An exact reproduction of the data below is the required answer.

====== THE DATA

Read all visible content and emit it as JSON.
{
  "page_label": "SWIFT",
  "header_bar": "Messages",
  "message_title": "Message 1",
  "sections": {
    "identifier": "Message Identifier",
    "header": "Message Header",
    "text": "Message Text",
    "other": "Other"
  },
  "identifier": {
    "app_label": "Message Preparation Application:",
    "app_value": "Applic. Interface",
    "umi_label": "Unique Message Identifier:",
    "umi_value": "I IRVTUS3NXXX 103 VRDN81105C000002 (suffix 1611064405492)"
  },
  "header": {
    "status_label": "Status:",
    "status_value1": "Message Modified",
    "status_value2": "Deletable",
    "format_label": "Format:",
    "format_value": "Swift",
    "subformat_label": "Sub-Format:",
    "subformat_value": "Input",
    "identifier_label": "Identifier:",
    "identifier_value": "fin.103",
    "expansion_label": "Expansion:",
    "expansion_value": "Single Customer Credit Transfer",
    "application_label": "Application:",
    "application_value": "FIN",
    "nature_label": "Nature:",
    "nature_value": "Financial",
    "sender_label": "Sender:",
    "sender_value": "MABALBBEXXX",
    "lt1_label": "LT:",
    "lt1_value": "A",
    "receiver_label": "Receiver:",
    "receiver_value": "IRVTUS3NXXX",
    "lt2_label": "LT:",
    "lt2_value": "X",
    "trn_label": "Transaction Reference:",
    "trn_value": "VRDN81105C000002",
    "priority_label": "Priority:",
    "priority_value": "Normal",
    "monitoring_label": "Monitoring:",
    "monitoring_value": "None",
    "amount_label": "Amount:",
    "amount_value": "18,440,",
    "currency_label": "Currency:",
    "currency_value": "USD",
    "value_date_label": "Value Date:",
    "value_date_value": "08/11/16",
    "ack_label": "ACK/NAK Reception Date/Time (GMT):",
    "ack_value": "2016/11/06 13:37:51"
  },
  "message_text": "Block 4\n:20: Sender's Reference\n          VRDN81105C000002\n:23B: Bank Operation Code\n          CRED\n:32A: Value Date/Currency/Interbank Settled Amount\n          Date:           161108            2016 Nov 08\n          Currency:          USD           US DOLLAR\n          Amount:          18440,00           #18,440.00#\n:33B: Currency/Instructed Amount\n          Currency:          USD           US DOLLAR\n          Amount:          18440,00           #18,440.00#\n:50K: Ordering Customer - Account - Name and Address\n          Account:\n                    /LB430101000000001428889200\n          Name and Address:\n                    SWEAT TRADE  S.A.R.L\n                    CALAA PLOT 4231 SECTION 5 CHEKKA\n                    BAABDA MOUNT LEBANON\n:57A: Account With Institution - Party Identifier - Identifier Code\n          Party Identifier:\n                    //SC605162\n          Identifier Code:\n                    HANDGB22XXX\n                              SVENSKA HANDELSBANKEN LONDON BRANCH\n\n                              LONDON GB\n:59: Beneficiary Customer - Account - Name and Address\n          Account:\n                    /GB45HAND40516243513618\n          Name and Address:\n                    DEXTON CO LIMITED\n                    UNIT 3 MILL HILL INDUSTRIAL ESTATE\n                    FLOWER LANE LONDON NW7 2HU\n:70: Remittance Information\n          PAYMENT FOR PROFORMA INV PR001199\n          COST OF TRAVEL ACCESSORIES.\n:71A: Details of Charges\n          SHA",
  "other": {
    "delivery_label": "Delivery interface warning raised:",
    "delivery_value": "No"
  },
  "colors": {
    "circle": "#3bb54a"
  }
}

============

- RESULT -
Read all visible content and emit it as JSON.
{
  "page_label": "SWIFT",
  "header_bar": "Messages",
  "message_title": "Message 1",
  "sections": {
    "identifier": "Message Identifier",
    "header": "Message Header",
    "text": "Message Text",
    "other": "Other"
  },
  "identifier": {
    "app_label": "Message Preparation Application:",
    "app_value": "Applic. Interface",
    "umi_label": "Unique Message Identifier:",
    "umi_value": "I IRVTUS3NXXX 103 VRDN81105C000002 (suffix 1611064405492)"
  },
  "header": {
    "status_label": "Status:",
    "status_value1": "Message Modified",
    "status_value2": "Deletable",
    "format_label": "Format:",
    "format_value": "Swift",
    "subformat_label": "Sub-Format:",
    "subformat_value": "Input",
    "identifier_label": "Identifier:",
    "identifier_value": "fin.103",
    "expansion_label": "Expansion:",
    "expansion_value": "Single Customer Credit Transfer",
    "application_label": "Application:",
    "application_value": "FIN",
    "nature_label": "Nature:",
    "nature_value": "Financial",
    "sender_label": "Sender:",
    "sender_value": "MABALBBEXXX",
    "lt1_label": "LT:",
    "lt1_value": "A",
    "receiver_label": "Receiver:",
    "receiver_value": "IRVTUS3NXXX",
    "lt2_label": "LT:",
    "lt2_value": "X",
    "trn_label": "Transaction Reference:",
    "trn_value": "VRDN81105C000002",
    "priority_label": "Priority:",
    "priority_value": "Normal",
    "monitoring_label": "Monitoring:",
    "monitoring_value": "None",
    "amount_label": "Amount:",
    "amount_value": "18,440,",
    "currency_label": "Currency:",
    "currency_value": "USD",
    "value_date_label": "Value Date:",
    "value_date_value": "08/11/16",
    "ack_label": "ACK/NAK Reception Date/Time (GMT):",
    "ack_value": "2016/11/06 13:37:51"
  },
  "message_text": "Block 4\n:20: Sender's Reference\n          VRDN81105C000002\n:23B: Bank Operation Code\n          CRED\n:32A: Value Date/Currency/Interbank Settled Amount\n          Date:           161108            2016 Nov 08\n          Currency:          USD           US DOLLAR\n          Amount:          18440,00           #18,440.00#\n:33B: Currency/Instructed Amount\n          Currency:          USD           US DOLLAR\n          Amount:          18440,00           #18,440.00#\n:50K: Ordering Customer - Account - Name and Address\n          Account:\n                    /LB430101000000001428889200\n          Name and Address:\n                    SWEAT TRADE  S.A.R.L\n                    CALAA PLOT 4231 SECTION 5 CHEKKA\n                    BAABDA MOUNT LEBANON\n:57A: Account With Institution - Party Identifier - Identifier Code\n          Party Identifier:\n                    //SC605162\n          Identifier Code:\n                    HANDGB22XXX\n                              SVENSKA HANDELSBANKEN LONDON BRANCH\n\n                              LONDON GB\n:59: Beneficiary Customer - Account - Name and Address\n          Account:\n                    /GB45HAND40516243513618\n          Name and Address:\n                    DEXTON CO LIMITED\n                    UNIT 3 MILL HILL INDUSTRIAL ESTATE\n                    FLOWER LANE LONDON NW7 2HU\n:70: Remittance Information\n          PAYMENT FOR PROFORMA INV PR001199\n          COST OF TRAVEL ACCESSORIES.\n:71A: Details of Charges\n          SHA",
  "other": {
    "delivery_label": "Delivery interface warning raised:",
    "delivery_value": "No"
  },
  "colors": {
    "circle": "#3bb54a"
  }
}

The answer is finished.